Look through the data below for the string "icon", and copy every line where it turns up.
(SUPPLIED MATERIAL)
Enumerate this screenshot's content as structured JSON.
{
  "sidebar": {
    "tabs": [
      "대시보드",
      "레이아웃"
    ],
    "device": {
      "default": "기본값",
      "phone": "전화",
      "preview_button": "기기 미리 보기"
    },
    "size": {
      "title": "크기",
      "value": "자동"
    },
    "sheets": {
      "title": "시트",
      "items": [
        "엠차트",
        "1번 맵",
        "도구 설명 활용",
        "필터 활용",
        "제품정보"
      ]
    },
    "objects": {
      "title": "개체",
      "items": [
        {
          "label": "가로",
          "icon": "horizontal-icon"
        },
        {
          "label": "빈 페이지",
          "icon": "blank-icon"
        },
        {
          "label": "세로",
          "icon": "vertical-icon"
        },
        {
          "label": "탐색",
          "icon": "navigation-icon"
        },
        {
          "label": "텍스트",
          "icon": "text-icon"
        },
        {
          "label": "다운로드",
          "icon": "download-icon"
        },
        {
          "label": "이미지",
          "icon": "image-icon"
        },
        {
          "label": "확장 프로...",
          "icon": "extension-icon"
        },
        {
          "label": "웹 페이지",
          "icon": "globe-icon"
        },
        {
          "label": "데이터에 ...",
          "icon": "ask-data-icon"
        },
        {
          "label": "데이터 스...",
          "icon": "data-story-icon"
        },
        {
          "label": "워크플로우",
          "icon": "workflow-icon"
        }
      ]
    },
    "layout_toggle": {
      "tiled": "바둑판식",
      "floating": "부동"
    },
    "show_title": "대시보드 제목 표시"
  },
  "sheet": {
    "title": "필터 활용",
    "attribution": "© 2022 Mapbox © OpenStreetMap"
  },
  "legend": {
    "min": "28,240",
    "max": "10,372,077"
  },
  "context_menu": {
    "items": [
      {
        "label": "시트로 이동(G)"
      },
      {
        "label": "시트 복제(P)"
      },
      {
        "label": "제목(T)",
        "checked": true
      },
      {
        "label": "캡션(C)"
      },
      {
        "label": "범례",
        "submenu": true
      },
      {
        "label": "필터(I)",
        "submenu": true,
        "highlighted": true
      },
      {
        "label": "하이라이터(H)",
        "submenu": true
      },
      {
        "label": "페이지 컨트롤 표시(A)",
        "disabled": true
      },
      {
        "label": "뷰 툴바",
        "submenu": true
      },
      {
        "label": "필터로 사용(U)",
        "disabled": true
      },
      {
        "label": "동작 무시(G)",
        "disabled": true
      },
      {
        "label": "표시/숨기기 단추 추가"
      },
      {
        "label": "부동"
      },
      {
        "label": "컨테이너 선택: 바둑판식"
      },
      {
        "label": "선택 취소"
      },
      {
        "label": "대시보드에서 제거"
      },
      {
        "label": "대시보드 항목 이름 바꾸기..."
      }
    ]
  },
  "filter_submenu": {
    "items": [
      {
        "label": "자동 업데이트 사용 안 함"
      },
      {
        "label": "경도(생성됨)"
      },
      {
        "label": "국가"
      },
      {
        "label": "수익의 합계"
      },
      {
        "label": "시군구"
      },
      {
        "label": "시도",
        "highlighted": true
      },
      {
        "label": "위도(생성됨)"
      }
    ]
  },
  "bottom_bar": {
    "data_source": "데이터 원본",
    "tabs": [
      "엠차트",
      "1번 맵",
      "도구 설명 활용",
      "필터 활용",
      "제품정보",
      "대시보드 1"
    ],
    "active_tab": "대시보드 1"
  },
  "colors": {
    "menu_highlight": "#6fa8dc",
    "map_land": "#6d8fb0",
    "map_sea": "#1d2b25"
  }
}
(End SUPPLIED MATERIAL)
▶ **SOLVED EXERCISE**
          "icon": "horizontal-icon"
          "icon": "blank-icon"
          "icon": "vertical-icon"
          "icon": "navigation-icon"
          "icon": "text-icon"
          "icon": "download-icon"
          "icon": "image-icon"
          "icon": "extension-icon"
          "icon": "globe-icon"
          "icon": "ask-data-icon"
          "icon": "data-story-icon"
          "icon": "workflow-icon"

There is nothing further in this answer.